It’s more a neighborhood of people who used to be able to live off their brawn, and in many cases complain that they can’t still do so.
Then again, let’s not forget that the last municipal elections saw Garza, a Chicago Teachers Union member, win her election against former Alderman John Pope because of her union ties – which also saw local residents vote strongly in favor of dumping Rahm Emanuel as mayor.
IT’S DEFINITELY THE kind of place that would want to celebrate the concept of organized labor. Which is why they felt compelled to get the jump on celebrating the holiday.
|Pullman, the home of Labor Day?|
That, and the fact that there is an event scheduled in the nearby 9th Ward, the Pullman neighborhood to be exact, that will take place on Monday. I’m sure that having competing Labor Day celebrations in neighboring wards (literally on opposite sides of Lake Calumet) would have seemed like a bit much.

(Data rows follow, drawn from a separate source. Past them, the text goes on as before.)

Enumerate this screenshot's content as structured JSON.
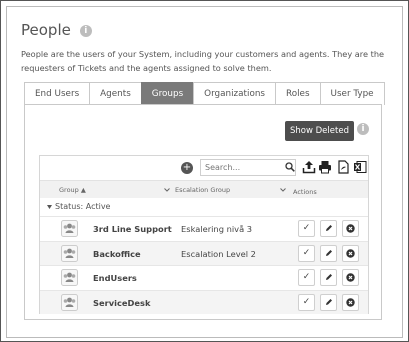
{
  "page": {
    "title": "People",
    "description": "People are the users of your System, including your customers and agents. They are the requesters of Tickets and the agents assigned to solve them."
  },
  "tabs": [
    {
      "label": "End Users",
      "active": false
    },
    {
      "label": "Agents",
      "active": false
    },
    {
      "label": "Groups",
      "active": true
    },
    {
      "label": "Organizations",
      "active": false
    },
    {
      "label": "Roles",
      "active": false
    },
    {
      "label": "User Type",
      "active": false
    }
  ],
  "panel": {
    "show_deleted_label": "Show Deleted"
  },
  "toolbar": {
    "search_placeholder": "Search..."
  },
  "columns": {
    "group": "Group ▲",
    "escalation_group": "Escalation Group",
    "actions": "Actions"
  },
  "status_group": "Status: Active",
  "rows": [
    {
      "name": "3rd Line Support",
      "escalation": "Eskalering nivå 3"
    },
    {
      "name": "Backoffice",
      "escalation": "Escalation Level 2"
    },
    {
      "name": "EndUsers",
      "escalation": ""
    },
    {
      "name": "ServiceDesk",
      "escalation": ""
    }
  ],
  "colors": {
    "active_tab": "#7a7a7a",
    "show_deleted_bg": "#4d4d4d"
  }
}
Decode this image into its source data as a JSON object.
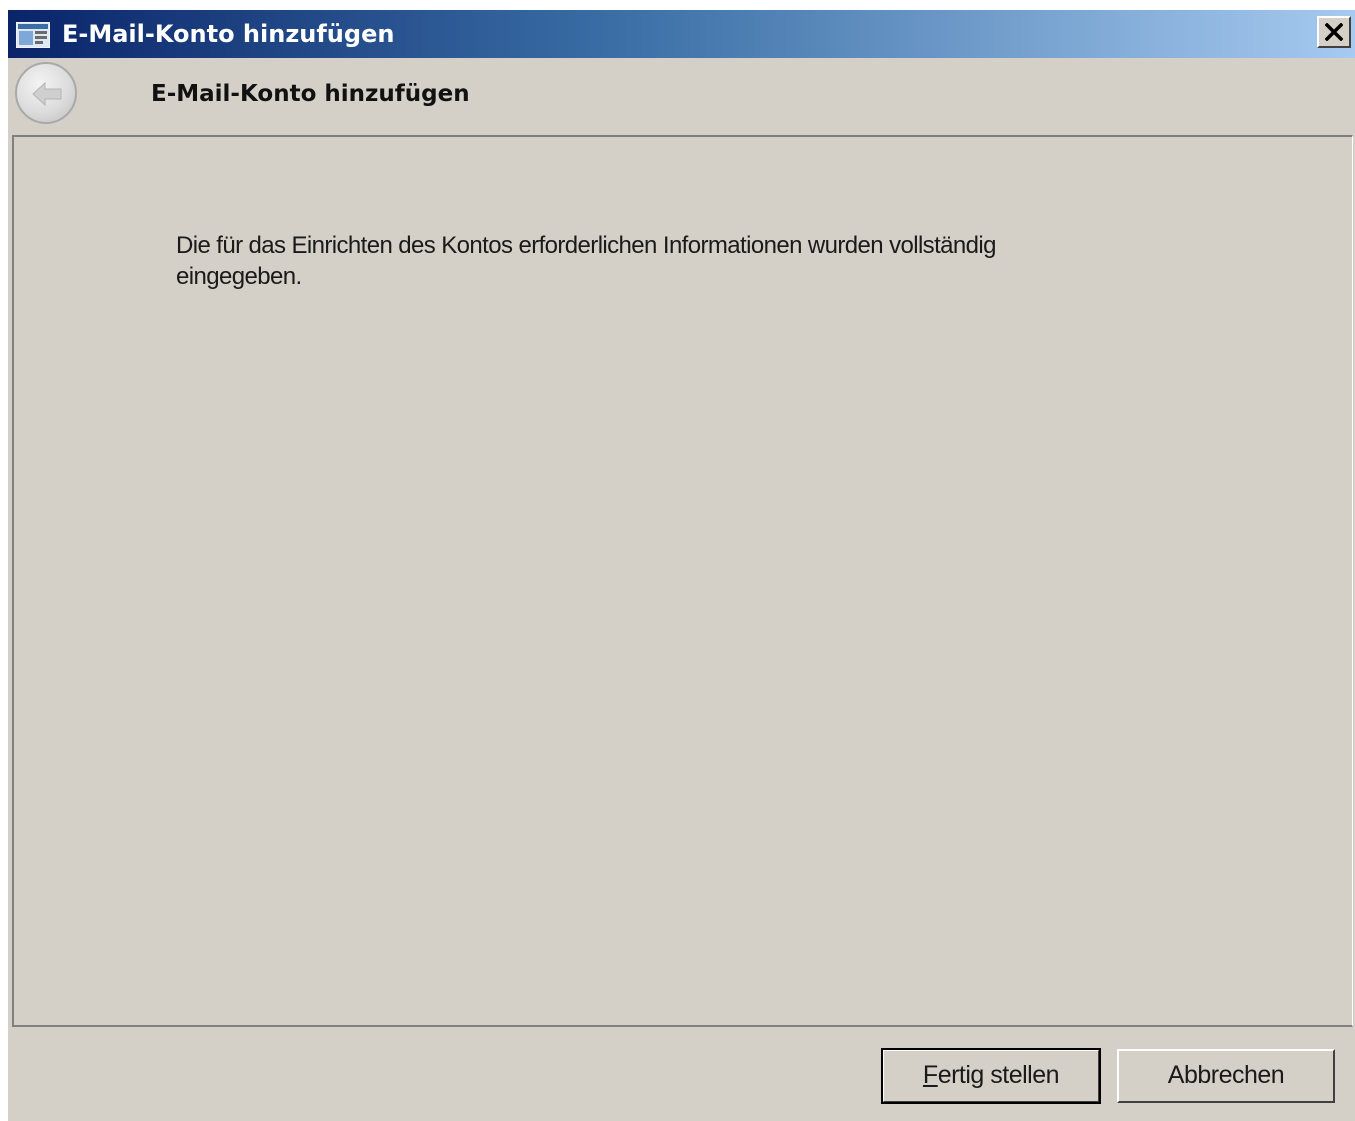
{
  "window": {
    "title": "E-Mail-Konto hinzufügen",
    "icon": "app-window-icon",
    "close_label": "close-icon"
  },
  "header": {
    "back_icon": "back-arrow-icon",
    "title": "E-Mail-Konto hinzufügen"
  },
  "content": {
    "message": "Die für das Einrichten des Kontos erforderlichen Informationen wurden vollständig eingegeben."
  },
  "footer": {
    "finish_mnemonic": "F",
    "finish_rest": "ertig stellen",
    "cancel_label": "Abbrechen"
  },
  "colors": {
    "titlebar_start": "#0a246a",
    "titlebar_end": "#a6caf0",
    "dialog_bg": "#d4d0c8"
  }
}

Where in Pullman, the people like to remember that the remains of the one-time railcar factory was also the scene of a strike that some like to think of as the origins of celebrating Labor Day as an official holiday to begin with.
Unless you think it’s just another excuse to pull out the barbecue grill one more time before the weather goes bad and cook up some burgers; or steaks if you feel like splurging. Or turkey dogs if you’re some sort of health freak!